A letter arrived from Geraldine Lawhorn of Chicago, Illinois, with a sizeable check to renew her braille subscription to Syndicated Columnists Weekly and a request to “donate the rest to your wonderful work for children and all braille readers.”
I never met Geraldine Lawhorn, but I have never forgotten her story, which she told in the Epilogue to Louis Braille: A Touch of Genius: “I was seven years old when my mother and teachers noticed I had an eye condition. Despite medical treatment, my eyesight deteriorated, and I was finally introduced to braille reading. Admittedly, I shunned reading braille as much as I could. I was satisfied having my mother read books to me, and I memorized facts readily.
“But, more and more, I was aware of a hearing loss. My mother had to read louder; I had to move closer and closer to the radio.
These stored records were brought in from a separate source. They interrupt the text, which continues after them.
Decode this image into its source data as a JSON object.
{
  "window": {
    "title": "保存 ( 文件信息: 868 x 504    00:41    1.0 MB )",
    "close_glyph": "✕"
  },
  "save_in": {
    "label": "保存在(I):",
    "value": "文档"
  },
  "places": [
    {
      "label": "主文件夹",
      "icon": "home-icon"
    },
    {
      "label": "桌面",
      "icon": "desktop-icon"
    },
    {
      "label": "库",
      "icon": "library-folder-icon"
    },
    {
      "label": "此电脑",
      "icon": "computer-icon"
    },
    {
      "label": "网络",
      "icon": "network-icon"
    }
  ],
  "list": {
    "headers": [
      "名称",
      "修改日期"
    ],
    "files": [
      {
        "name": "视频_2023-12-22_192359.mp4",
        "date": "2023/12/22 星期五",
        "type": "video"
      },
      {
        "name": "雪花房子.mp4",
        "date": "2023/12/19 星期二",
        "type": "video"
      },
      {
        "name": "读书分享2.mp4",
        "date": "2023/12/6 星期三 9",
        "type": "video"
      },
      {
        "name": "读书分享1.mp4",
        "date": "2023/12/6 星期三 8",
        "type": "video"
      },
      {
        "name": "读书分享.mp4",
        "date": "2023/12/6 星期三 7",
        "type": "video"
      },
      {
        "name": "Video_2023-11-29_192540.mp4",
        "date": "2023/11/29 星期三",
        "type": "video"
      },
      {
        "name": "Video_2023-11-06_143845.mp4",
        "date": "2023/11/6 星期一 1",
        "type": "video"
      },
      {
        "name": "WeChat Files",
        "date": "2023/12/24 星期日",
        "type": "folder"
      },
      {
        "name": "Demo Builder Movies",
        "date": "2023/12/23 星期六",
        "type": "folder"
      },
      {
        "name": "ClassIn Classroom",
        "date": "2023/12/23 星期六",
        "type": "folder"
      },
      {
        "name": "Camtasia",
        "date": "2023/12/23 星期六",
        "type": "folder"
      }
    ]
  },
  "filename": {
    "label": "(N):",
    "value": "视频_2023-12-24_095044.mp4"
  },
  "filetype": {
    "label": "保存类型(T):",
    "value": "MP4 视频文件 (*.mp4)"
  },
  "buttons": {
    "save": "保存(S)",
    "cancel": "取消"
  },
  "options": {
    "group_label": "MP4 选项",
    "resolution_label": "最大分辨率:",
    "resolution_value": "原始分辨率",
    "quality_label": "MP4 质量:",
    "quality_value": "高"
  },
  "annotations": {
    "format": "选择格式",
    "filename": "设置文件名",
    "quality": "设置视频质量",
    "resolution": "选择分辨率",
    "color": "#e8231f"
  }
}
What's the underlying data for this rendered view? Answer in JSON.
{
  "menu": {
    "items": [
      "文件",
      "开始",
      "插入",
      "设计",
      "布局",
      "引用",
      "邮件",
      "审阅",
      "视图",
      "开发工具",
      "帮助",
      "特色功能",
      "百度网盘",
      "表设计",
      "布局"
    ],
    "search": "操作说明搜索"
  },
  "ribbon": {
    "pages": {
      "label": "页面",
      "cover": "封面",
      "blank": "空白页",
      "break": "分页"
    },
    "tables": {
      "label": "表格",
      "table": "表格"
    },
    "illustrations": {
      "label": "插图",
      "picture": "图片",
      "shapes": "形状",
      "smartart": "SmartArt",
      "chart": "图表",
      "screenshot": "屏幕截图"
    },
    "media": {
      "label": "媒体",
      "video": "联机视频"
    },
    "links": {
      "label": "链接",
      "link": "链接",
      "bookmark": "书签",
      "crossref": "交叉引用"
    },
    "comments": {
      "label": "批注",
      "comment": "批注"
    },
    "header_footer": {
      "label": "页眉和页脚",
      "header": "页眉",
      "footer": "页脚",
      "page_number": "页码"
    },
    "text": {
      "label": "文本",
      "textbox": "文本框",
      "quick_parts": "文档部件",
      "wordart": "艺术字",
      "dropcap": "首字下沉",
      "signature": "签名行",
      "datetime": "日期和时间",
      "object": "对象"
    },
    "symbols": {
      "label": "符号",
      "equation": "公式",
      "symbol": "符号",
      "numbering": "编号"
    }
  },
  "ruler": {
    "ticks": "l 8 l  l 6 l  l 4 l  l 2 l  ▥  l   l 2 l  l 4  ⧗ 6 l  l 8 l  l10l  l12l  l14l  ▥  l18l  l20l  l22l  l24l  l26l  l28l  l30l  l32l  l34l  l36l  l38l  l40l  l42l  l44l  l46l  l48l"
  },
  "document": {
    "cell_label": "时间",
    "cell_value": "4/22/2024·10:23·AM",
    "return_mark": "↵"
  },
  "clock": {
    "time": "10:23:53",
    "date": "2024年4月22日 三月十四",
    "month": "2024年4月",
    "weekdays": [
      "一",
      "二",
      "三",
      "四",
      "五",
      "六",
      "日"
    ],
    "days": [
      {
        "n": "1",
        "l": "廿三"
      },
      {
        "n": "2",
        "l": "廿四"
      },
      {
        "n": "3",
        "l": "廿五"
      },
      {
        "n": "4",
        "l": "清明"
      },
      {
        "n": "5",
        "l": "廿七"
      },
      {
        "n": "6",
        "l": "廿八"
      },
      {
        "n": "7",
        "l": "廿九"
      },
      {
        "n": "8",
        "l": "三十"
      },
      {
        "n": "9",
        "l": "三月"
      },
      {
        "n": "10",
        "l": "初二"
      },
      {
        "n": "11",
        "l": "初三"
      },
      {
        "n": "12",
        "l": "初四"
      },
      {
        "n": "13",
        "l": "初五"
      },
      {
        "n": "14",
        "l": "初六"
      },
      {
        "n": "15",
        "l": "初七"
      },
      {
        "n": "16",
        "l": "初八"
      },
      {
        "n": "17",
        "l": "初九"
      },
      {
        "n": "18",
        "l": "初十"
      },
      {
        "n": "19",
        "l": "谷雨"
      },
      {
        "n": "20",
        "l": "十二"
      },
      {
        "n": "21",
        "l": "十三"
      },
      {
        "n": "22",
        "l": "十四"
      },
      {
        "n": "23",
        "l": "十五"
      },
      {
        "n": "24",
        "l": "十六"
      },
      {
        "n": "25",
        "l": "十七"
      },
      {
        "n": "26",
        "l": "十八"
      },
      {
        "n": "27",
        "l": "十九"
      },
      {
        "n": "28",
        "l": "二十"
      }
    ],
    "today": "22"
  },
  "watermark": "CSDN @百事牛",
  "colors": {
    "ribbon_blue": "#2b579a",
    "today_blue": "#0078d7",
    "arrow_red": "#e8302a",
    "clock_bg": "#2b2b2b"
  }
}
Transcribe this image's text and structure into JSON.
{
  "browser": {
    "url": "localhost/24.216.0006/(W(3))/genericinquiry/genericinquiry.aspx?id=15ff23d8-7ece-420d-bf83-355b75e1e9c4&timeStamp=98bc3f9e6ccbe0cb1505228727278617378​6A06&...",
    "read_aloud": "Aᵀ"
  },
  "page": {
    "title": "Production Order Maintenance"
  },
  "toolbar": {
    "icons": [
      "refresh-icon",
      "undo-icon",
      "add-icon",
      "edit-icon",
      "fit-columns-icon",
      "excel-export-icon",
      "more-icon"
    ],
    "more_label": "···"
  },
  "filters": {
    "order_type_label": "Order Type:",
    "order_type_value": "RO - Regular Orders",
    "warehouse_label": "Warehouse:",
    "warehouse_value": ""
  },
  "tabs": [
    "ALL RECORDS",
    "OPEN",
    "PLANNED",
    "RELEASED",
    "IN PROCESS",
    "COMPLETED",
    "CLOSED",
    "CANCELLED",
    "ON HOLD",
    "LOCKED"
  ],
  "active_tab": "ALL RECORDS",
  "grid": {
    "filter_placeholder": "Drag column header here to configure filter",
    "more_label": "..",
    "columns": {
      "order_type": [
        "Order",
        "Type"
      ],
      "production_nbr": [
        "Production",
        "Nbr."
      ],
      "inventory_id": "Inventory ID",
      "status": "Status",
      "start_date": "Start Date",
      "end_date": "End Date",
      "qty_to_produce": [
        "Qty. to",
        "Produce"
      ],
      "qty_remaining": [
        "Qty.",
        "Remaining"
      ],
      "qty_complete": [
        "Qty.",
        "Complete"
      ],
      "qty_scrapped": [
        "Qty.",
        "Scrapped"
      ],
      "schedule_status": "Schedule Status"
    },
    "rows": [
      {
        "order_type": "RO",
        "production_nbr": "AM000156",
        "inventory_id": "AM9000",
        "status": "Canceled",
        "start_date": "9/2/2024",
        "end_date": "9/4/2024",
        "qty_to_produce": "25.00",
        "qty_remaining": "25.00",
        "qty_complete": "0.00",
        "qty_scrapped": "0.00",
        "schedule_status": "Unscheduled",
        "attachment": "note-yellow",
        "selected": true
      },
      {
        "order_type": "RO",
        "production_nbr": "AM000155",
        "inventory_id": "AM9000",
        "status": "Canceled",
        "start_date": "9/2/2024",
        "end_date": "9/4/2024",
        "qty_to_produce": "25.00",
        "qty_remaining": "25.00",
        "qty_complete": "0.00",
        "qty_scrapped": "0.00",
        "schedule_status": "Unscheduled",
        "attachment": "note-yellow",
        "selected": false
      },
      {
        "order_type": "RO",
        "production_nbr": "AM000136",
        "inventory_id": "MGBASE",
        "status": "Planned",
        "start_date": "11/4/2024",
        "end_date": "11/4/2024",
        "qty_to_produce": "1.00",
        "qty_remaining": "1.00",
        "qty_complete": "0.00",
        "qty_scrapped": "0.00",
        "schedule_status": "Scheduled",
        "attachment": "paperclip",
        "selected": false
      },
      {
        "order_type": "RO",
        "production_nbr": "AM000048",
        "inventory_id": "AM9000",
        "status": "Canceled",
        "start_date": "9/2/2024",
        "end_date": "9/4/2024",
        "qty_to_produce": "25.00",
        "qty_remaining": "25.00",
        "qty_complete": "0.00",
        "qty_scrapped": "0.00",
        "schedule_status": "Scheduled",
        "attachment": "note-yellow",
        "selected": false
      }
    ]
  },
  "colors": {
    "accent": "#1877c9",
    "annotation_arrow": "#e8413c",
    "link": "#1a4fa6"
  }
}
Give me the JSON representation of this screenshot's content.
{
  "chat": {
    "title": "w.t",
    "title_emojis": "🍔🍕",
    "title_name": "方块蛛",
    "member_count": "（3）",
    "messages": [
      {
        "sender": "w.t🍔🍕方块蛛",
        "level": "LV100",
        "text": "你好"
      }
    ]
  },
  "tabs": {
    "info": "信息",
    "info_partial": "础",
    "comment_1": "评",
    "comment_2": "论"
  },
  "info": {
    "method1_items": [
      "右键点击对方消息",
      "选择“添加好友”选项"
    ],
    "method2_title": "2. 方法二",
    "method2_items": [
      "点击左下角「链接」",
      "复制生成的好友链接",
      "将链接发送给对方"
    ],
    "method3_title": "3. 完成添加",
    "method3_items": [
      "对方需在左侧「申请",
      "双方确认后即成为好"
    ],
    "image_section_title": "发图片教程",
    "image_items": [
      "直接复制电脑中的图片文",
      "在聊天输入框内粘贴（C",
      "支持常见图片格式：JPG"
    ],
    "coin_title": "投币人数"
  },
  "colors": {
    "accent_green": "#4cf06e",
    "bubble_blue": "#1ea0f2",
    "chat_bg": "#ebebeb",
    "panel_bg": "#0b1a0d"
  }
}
For me, a teenage girl with exciting daydreams, the future looked hollow, just a hole out there in front of me.
“Then the director of the Braille Department at the Chicago public school sent a note to my mother, saying, ‘Send Geraldine back to school. We want her to graduate with her classmates. We will transcribe all her textbooks and assignments into braille.’
“Rapidly, braille filled the empty hollow with possibilities. I turned to braille for learning, for employment with the Hadley School, and for entertainment. For many deafblind people, social life is confined to braille-land. Our most welcome visitor is the mail carrier, bringing braille letters, library books, and magazines—these are our favorite things!
“Computer technology has opened new doors: I now join my hearing and sighted friends by sending and receiving email messages and chatting over the phone—all because we have electronic devices with braille displays.”
Geraldine Lawhorn closed her letter with one more unforgettable detail of her life: “I enjoy all your selections in Syndicated Columnists Weekly. In December, I read your article on aging. It was my 97th birthday!”